The major goal of this exploratory project is to examine the process of leadership development in master’s-degreed social workers who are currently leading nonprofit human service agencies. How did they learn to lead, and what were the stages in their journey to become the CEO of an agency? These questions have resulted in an exploratory qualitative research project, relying on open-ended personal interviews to collect the information. Eighteen MSWs currently employed as chief executive officers of nonprofits within the state of Michigan were selected for the interviewing process and their personal stories were documented, highlighting the ways in which these leaders learned and developed their leadership skills.
My basic premises are that leadership skills can be acquired and that they are measureable, learnable, and teachable. The major findings for this project indicate that leadership development evolves over a lifetime, often starting in childhood. Analysis of the data showed that each one related childhood and young adulthood experiences that seemed to be significant and together set the stage for leadership development.
Mentors, religion, ethics, politics, and family are all important variables that have helped to form the leadership abilities of these subjects. Early leadership development seems to have included mentoring support as well as ongoing training through supervision and clinical work. Based on their reports, ethics remain important and continue to develop throughout this period. Frequently the subjects’ actual MSW training, which they described as valuable, occurred during this time frame. The subjects also seem to have developed a personal drive to lead during this critical period. All of these factors have combined to effect the maturing of their leadership.
A style of leadership seems to emerge as skills continue to develop and mentoring merges with peer networking to form a support system that is both developed and sought out by the leader.

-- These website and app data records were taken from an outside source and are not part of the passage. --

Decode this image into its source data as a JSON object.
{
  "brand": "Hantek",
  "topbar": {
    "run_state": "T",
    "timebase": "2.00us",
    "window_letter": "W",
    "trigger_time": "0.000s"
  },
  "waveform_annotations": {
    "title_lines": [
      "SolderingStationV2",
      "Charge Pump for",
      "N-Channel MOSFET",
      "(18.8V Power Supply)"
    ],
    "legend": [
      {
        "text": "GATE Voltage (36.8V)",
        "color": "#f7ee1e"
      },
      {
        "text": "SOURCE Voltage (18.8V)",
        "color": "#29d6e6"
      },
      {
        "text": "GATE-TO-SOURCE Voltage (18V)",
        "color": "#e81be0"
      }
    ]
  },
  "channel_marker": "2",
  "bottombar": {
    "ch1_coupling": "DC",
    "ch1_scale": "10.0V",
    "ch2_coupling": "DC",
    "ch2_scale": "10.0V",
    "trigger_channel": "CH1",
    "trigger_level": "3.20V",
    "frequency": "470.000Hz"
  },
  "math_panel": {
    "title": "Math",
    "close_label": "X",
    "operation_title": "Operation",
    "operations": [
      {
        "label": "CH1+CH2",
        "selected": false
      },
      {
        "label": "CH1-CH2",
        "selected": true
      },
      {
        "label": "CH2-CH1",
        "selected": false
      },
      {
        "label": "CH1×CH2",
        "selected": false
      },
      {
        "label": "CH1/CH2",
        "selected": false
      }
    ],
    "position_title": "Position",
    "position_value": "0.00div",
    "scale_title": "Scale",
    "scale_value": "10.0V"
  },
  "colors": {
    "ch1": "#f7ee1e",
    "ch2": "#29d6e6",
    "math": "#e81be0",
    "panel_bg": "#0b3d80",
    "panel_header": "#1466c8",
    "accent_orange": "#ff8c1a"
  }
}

Many consider themselves lifelong learners and report their role has become more comfortable and natural over time. They also report having developed the abilities to multitask, fundraise, utilize ethics in decision making, and develop and support staff to reinforce agency mission through mentoring and coaching.
Indeed, the reports of these subjects seem to exemplify that leadership develops over a lifetime. By carefully recording and analyzing these personal histories, I have garnered information that may inform the field of social work on educational concepts and methods of teaching and developing leadership potential in future social work students.